(Beginning of STORED DATA)

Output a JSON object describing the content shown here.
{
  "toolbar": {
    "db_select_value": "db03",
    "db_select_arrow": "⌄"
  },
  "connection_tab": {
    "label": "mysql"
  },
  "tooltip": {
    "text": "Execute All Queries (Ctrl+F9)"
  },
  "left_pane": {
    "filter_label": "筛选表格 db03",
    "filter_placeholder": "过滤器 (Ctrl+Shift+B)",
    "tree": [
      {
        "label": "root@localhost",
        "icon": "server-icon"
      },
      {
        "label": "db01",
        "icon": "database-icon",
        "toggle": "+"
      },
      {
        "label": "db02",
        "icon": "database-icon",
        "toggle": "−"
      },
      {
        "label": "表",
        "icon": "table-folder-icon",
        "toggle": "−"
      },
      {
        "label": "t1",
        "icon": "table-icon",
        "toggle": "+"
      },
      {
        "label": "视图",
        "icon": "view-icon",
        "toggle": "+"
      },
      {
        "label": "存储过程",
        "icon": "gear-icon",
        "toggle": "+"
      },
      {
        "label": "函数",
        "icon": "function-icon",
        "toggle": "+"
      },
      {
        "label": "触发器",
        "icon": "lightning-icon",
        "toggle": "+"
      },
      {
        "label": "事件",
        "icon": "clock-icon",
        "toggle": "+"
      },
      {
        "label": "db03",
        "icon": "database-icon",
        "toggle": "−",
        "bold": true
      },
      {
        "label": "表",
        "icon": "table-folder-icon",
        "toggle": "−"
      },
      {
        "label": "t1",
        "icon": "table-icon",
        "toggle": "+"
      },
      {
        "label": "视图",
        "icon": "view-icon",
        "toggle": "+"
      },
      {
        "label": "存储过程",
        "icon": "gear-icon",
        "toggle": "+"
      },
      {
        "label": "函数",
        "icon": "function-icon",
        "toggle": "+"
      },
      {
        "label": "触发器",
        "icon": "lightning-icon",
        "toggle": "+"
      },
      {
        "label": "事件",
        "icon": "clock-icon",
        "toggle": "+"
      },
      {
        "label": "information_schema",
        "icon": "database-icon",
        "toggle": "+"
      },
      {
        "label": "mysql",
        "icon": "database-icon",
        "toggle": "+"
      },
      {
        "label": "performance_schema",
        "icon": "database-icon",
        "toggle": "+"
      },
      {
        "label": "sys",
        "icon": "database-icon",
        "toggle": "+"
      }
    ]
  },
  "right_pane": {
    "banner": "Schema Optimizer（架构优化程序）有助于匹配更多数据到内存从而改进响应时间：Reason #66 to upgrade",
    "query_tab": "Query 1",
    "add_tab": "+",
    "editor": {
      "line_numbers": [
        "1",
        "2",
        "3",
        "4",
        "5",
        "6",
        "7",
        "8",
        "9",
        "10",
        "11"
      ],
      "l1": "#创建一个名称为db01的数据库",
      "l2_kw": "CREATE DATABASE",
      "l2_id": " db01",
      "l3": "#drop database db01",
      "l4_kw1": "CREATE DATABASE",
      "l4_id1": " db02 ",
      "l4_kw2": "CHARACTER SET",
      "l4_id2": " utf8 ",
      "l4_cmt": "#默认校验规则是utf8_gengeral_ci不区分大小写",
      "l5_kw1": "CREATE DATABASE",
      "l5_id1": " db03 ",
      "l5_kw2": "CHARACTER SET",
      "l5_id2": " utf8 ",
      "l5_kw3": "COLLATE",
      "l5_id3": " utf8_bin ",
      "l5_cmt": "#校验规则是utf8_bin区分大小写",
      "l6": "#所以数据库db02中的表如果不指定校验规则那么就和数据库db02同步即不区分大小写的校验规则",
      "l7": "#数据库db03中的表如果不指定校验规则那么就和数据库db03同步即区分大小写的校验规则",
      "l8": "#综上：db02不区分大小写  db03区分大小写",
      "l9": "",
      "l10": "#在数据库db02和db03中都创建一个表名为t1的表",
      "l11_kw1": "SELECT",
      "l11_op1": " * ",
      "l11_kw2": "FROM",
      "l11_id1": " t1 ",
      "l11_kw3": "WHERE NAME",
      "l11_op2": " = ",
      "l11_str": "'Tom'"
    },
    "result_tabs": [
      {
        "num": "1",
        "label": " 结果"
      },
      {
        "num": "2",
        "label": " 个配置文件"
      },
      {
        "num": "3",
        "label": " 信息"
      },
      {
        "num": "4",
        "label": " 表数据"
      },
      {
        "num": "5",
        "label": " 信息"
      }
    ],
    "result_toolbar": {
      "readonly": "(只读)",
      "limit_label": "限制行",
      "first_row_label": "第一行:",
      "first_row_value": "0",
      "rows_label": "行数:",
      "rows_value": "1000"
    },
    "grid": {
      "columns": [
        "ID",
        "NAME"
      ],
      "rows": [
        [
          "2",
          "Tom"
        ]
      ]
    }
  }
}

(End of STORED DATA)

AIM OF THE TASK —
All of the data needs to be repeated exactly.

ANSWER BOX —
Output a JSON object describing the content shown here.
{
  "toolbar": {
    "db_select_value": "db03",
    "db_select_arrow": "⌄"
  },
  "connection_tab": {
    "label": "mysql"
  },
  "tooltip": {
    "text": "Execute All Queries (Ctrl+F9)"
  },
  "left_pane": {
    "filter_label": "筛选表格 db03",
    "filter_placeholder": "过滤器 (Ctrl+Shift+B)",
    "tree": [
      {
        "label": "root@localhost",
        "icon": "server-icon"
      },
      {
        "label": "db01",
        "icon": "database-icon",
        "toggle": "+"
      },
      {
        "label": "db02",
        "icon": "database-icon",
        "toggle": "−"
      },
      {
        "label": "表",
        "icon": "table-folder-icon",
        "toggle": "−"
      },
      {
        "label": "t1",
        "icon": "table-icon",
        "toggle": "+"
      },
      {
        "label": "视图",
        "icon": "view-icon",
        "toggle": "+"
      },
      {
        "label": "存储过程",
        "icon": "gear-icon",
        "toggle": "+"
      },
      {
        "label": "函数",
        "icon": "function-icon",
        "toggle": "+"
      },
      {
        "label": "触发器",
        "icon": "lightning-icon",
        "toggle": "+"
      },
      {
        "label": "事件",
        "icon": "clock-icon",
        "toggle": "+"
      },
      {
        "label": "db03",
        "icon": "database-icon",
        "toggle": "−",
        "bold": true
      },
      {
        "label": "表",
        "icon": "table-folder-icon",
        "toggle": "−"
      },
      {
        "label": "t1",
        "icon": "table-icon",
        "toggle": "+"
      },
      {
        "label": "视图",
        "icon": "view-icon",
        "toggle": "+"
      },
      {
        "label": "存储过程",
        "icon": "gear-icon",
        "toggle": "+"
      },
      {
        "label": "函数",
        "icon": "function-icon",
        "toggle": "+"
      },
      {
        "label": "触发器",
        "icon": "lightning-icon",
        "toggle": "+"
      },
      {
        "label": "事件",
        "icon": "clock-icon",
        "toggle": "+"
      },
      {
        "label": "information_schema",
        "icon": "database-icon",
        "toggle": "+"
      },
      {
        "label": "mysql",
        "icon": "database-icon",
        "toggle": "+"
      },
      {
        "label": "performance_schema",
        "icon": "database-icon",
        "toggle": "+"
      },
      {
        "label": "sys",
        "icon": "database-icon",
        "toggle": "+"
      }
    ]
  },
  "right_pane": {
    "banner": "Schema Optimizer（架构优化程序）有助于匹配更多数据到内存从而改进响应时间：Reason #66 to upgrade",
    "query_tab": "Query 1",
    "add_tab": "+",
    "editor": {
      "line_numbers": [
        "1",
        "2",
        "3",
        "4",
        "5",
        "6",
        "7",
        "8",
        "9",
        "10",
        "11"
      ],
      "l1": "#创建一个名称为db01的数据库",
      "l2_kw": "CREATE DATABASE",
      "l2_id": " db01",
      "l3": "#drop database db01",
      "l4_kw1": "CREATE DATABASE",
      "l4_id1": " db02 ",
      "l4_kw2": "CHARACTER SET",
      "l4_id2": " utf8 ",
      "l4_cmt": "#默认校验规则是utf8_gengeral_ci不区分大小写",
      "l5_kw1": "CREATE DATABASE",
      "l5_id1": " db03 ",
      "l5_kw2": "CHARACTER SET",
      "l5_id2": " utf8 ",
      "l5_kw3": "COLLATE",
      "l5_id3": " utf8_bin ",
      "l5_cmt": "#校验规则是utf8_bin区分大小写",
      "l6": "#所以数据库db02中的表如果不指定校验规则那么就和数据库db02同步即不区分大小写的校验规则",
      "l7": "#数据库db03中的表如果不指定校验规则那么就和数据库db03同步即区分大小写的校验规则",
      "l8": "#综上：db02不区分大小写  db03区分大小写",
      "l9": "",
      "l10": "#在数据库db02和db03中都创建一个表名为t1的表",
      "l11_kw1": "SELECT",
      "l11_op1": " * ",
      "l11_kw2": "FROM",
      "l11_id1": " t1 ",
      "l11_kw3": "WHERE NAME",
      "l11_op2": " = ",
      "l11_str": "'Tom'"
    },
    "result_tabs": [
      {
        "num": "1",
        "label": " 结果"
      },
      {
        "num": "2",
        "label": " 个配置文件"
      },
      {
        "num": "3",
        "label": " 信息"
      },
      {
        "num": "4",
        "label": " 表数据"
      },
      {
        "num": "5",
        "label": " 信息"
      }
    ],
    "result_toolbar": {
      "readonly": "(只读)",
      "limit_label": "限制行",
      "first_row_label": "第一行:",
      "first_row_value": "0",
      "rows_label": "行数:",
      "rows_value": "1000"
    },
    "grid": {
      "columns": [
        "ID",
        "NAME"
      ],
      "rows": [
        [
          "2",
          "Tom"
        ]
      ]
    }
  }
}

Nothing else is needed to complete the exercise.